Only lines holding "JSON" are wanted; copy each of them from the records below.

SOURCE RECORDS START

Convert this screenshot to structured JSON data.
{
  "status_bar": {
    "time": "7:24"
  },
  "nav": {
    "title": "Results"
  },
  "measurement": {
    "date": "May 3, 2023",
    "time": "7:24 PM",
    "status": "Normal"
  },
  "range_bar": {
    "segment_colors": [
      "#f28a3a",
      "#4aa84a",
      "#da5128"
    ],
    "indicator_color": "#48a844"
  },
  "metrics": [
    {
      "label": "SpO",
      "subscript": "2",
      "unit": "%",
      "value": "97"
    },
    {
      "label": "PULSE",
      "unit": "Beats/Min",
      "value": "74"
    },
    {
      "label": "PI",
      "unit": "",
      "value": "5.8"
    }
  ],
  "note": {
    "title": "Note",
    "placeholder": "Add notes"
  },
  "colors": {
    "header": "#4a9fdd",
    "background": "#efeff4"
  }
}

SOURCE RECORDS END
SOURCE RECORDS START

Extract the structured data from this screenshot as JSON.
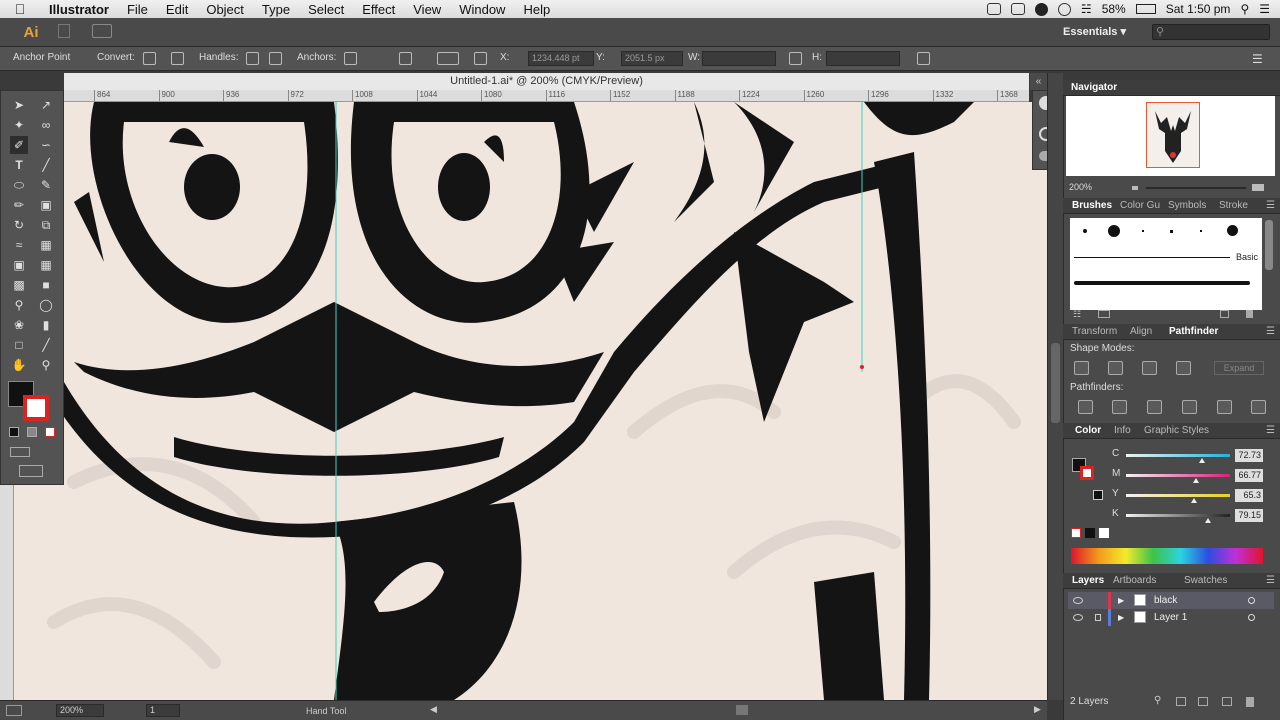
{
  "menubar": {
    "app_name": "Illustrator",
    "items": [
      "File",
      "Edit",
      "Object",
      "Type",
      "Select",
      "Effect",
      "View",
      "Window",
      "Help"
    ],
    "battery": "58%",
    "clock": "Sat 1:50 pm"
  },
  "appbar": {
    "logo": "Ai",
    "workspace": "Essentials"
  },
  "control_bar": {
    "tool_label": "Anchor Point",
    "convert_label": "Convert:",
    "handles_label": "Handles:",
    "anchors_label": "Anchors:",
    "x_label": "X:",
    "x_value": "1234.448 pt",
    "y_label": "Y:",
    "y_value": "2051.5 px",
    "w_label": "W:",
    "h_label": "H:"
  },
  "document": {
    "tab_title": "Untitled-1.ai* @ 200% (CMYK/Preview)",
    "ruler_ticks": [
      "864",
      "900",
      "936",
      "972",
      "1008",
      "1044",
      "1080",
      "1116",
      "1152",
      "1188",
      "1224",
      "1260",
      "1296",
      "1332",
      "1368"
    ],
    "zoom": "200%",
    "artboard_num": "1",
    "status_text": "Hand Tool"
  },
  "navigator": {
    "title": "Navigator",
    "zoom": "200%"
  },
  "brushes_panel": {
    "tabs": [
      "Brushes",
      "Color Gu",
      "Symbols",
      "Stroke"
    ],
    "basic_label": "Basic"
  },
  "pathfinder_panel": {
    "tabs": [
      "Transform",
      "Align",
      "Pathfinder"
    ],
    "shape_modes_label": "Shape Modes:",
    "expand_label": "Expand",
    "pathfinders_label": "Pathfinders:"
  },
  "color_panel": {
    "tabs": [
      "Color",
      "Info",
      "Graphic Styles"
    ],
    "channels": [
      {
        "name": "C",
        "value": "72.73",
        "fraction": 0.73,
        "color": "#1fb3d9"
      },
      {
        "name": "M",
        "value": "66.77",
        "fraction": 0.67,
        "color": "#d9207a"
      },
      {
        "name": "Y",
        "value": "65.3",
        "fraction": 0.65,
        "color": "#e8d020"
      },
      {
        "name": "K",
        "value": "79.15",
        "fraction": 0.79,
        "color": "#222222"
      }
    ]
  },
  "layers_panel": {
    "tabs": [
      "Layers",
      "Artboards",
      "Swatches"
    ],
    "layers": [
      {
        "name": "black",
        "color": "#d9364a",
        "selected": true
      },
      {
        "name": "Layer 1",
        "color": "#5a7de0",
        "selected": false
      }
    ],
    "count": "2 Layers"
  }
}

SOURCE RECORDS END
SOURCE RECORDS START

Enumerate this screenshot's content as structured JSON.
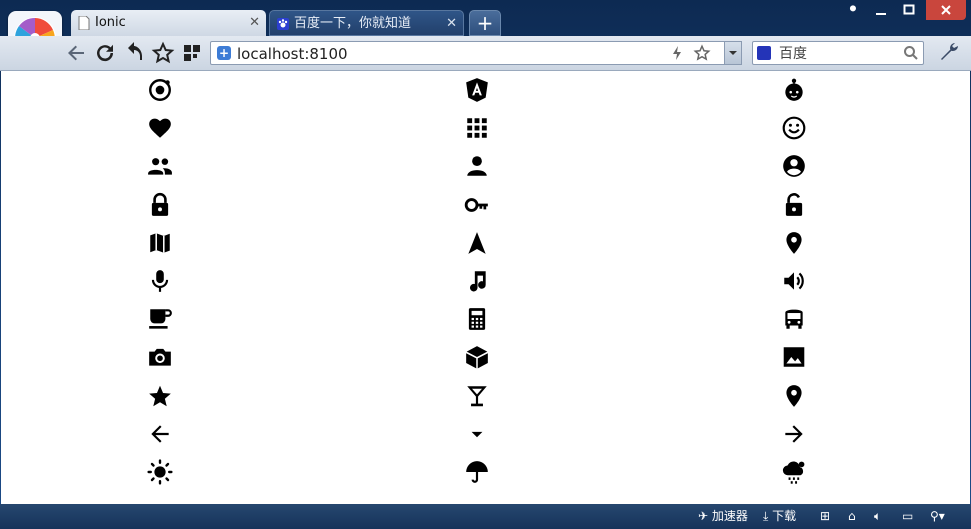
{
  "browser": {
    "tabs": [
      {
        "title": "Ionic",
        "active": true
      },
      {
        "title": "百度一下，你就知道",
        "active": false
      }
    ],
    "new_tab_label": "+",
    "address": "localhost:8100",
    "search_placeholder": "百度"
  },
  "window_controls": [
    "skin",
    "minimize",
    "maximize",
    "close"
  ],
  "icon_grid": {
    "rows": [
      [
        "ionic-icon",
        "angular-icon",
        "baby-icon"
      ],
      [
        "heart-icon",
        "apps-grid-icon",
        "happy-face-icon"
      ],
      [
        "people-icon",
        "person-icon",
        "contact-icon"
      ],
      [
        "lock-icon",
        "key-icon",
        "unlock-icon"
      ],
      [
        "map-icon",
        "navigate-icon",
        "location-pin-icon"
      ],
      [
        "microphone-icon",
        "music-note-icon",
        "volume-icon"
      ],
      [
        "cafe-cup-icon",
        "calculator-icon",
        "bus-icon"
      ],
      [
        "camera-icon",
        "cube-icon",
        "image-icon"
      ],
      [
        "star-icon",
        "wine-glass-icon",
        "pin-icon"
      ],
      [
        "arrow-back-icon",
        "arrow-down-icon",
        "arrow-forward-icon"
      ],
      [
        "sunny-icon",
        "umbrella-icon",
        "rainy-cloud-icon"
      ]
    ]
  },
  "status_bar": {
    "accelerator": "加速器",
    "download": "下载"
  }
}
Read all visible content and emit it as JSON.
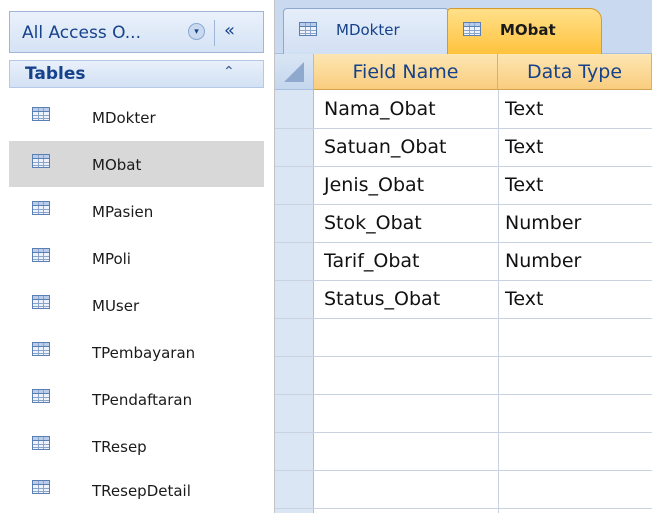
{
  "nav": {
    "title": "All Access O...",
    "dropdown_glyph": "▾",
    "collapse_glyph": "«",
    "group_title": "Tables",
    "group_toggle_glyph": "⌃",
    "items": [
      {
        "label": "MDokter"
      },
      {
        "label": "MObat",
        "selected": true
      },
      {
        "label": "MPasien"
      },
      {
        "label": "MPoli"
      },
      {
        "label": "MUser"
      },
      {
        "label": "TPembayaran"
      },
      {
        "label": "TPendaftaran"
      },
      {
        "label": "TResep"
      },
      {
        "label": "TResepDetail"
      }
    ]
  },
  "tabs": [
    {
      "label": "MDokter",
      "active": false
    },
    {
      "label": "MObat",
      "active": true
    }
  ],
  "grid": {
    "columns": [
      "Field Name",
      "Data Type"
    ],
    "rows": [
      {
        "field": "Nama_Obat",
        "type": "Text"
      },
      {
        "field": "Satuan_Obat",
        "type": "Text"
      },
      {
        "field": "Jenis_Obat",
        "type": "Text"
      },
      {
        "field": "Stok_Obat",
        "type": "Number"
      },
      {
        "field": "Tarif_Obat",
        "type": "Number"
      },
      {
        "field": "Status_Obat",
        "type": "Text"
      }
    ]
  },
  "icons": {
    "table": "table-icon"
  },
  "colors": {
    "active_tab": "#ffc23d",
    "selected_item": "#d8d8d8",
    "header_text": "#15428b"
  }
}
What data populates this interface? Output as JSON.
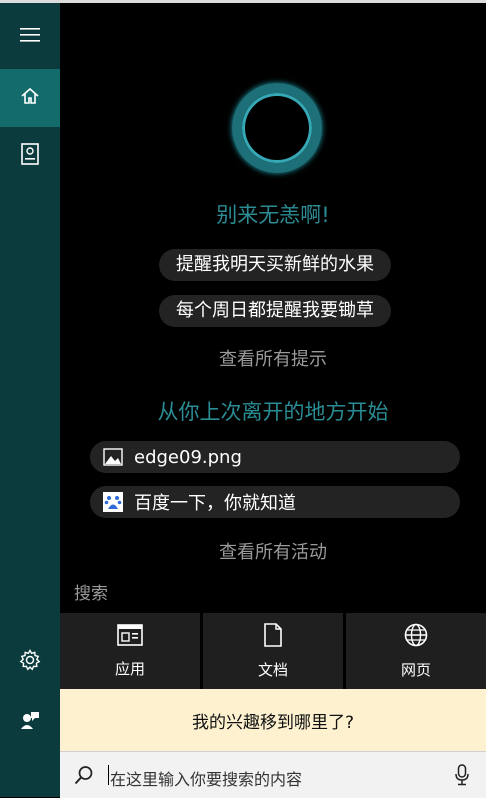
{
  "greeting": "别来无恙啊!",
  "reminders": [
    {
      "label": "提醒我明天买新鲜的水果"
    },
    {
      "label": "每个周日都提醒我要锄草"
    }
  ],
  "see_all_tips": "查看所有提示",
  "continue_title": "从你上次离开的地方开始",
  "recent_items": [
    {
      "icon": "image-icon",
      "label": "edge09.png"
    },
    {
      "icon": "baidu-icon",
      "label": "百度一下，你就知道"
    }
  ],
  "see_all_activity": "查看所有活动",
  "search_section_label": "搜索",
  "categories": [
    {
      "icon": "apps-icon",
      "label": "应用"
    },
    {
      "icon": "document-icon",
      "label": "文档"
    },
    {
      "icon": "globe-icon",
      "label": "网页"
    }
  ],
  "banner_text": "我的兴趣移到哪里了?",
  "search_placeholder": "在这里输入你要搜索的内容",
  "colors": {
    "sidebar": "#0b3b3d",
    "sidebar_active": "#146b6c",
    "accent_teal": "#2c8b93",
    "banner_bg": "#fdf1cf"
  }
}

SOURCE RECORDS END

### SOLUTION TO THIS EXERCISE
Convert this screenshot to structured JSON data.
Extract the structured data from this screenshot as JSON.
Enumerate this screenshot's content as structured JSON.
Read all visible content and emit it as JSON.
What data populates this interface? Output as JSON.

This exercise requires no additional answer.